Task objective:
The lines wanted are those in the data below that include "text".
Content starts
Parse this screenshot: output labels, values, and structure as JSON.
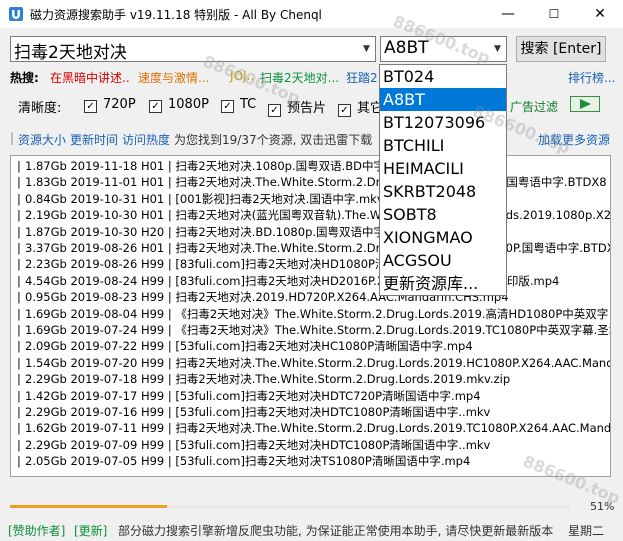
{
  "window": {
    "title": "磁力资源搜索助手 v19.11.18 特别版 - All By Chenql",
    "minimize": "—",
    "maximize": "☐",
    "close": "✕"
  },
  "search": {
    "query": "扫毒2天地对决",
    "site": "A8BT",
    "button": "搜索 [Enter]"
  },
  "hot": {
    "label": "热搜:",
    "items": [
      {
        "text": "在黑暗中讲述..",
        "color": "#d40000"
      },
      {
        "text": "速度与激情...",
        "color": "#e07000"
      },
      {
        "text": "JOJ..",
        "color": "#c8a000"
      },
      {
        "text": "扫毒2天地对...",
        "color": "#0a8f3a"
      },
      {
        "text": "狂踏2...",
        "color": "#1a5fb4"
      }
    ],
    "more": "排行榜..."
  },
  "clarity": {
    "label": "清晰度:",
    "options": [
      {
        "label": "720P",
        "checked": true
      },
      {
        "label": "1080P",
        "checked": true
      },
      {
        "label": "TC",
        "checked": true
      },
      {
        "label": "预告片",
        "checked": true
      },
      {
        "label": "其它",
        "checked": true
      }
    ],
    "ad_filter": "广告过滤"
  },
  "sort": {
    "size": "资源大小",
    "update": "更新时间",
    "hot": "访问热度",
    "info": "为您找到19/37个资源, 双击迅雷下载",
    "load_more": "加载更多资源"
  },
  "results": [
    "1.87Gb 2019-11-18 H01 | 扫毒2天地对决.1080p.国粤双语.BD中字",
    "1.83Gb 2019-11-01 H01 | 扫毒2天地对决.The.White.Storm.2.Drug.Lords.2019.1080p.国粤语中字.BTDX8",
    "0.84Gb 2019-10-31 H01 | [001影视]扫毒2天地对决.国语中字.mkv",
    "2.19Gb 2019-10-30 H01 | 扫毒2天地对决(蓝光国粤双音轨).The.White.Storm.2.Drug.Lords.2019.1080p.X264.AAC.2",
    "1.87Gb 2019-10-30 H20 | 扫毒2天地对决.BD.1080p.国粤双语中字",
    "3.37Gb 2019-08-26 H01 | 扫毒2天地对决.The.White.Storm.2.Drug.Lords.2019.HD1080P.国粤语中字.BTDX",
    "2.23Gb 2019-08-26 H99 | [83fuli.com]扫毒2天地对决HD1080P清晰国语中字.mp4",
    "4.54Gb 2019-08-24 H99 | [83fuli.com]扫毒2天地对决HD2016P.X264.AAC.国语中字无水印版.mp4",
    "0.95Gb 2019-08-23 H99 | 扫毒2天地对决.2019.HD720P.X264.AAC.Mandarin.CHS.mp4",
    "1.69Gb 2019-08-04 H99 | 《扫毒2天地对决》The.White.Storm.2.Drug.Lords.2019.高清HD1080P中英双字",
    "1.69Gb 2019-07-24 H99 | 《扫毒2天地对决》The.White.Storm.2.Drug.Lords.2019.TC1080P中英双字幕.圣城",
    "2.09Gb 2019-07-22 H99 | [53fuli.com]扫毒2天地对决HC1080P清晰国语中字.mp4",
    "1.54Gb 2019-07-20 H99 | 扫毒2天地对决.The.White.Storm.2.Drug.Lords.2019.HC1080P.X264.AAC.Mand",
    "2.29Gb 2019-07-18 H99 | 扫毒2天地对决.The.White.Storm.2.Drug.Lords.2019.mkv.zip",
    "1.42Gb 2019-07-17 H99 | [53fuli.com]扫毒2天地对决HDTC720P清晰国语中字.mp4",
    "2.29Gb 2019-07-16 H99 | [53fuli.com]扫毒2天地对决HDTC1080P清晰国语中字..mkv",
    "1.62Gb 2019-07-11 H99 | 扫毒2天地对决.The.White.Storm.2.Drug.Lords.2019.TC1080P.X264.AAC.Manda",
    "2.29Gb 2019-07-09 H99 | [53fuli.com]扫毒2天地对决HDTC1080P清晰国语中字..mkv",
    "2.05Gb 2019-07-05 H99 | [53fuli.com]扫毒2天地对决TS1080P清晰国语中字.mp4"
  ],
  "dropdown": {
    "options": [
      "BT024",
      "A8BT",
      "BT12073096",
      "BTCHILI",
      "HEIMACILI",
      "SKRBT2048",
      "SOBT8",
      "XIONGMAO",
      "ACGSOU",
      "更新资源库..."
    ],
    "selected": "A8BT"
  },
  "progress": {
    "percent": 51,
    "label": "51%"
  },
  "status": {
    "sponsor": "[赞助作者]",
    "update": "[更新]",
    "message": "部分磁力搜索引擎新增反爬虫功能, 为保证能正常使用本助手, 请尽快更新最新版本",
    "day": "星期二"
  },
  "watermark": "886600.top",
  "colors": {
    "selection": "#0078d7",
    "link": "#1a5fb4",
    "progress": "#f0a020"
  }
}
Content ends
Task answer:
        "text": "在黑暗中讲述..",
        "text": "速度与激情...",
        "text": "JOJ..",
        "text": "扫毒2天地对...",
        "text": "狂踏2...",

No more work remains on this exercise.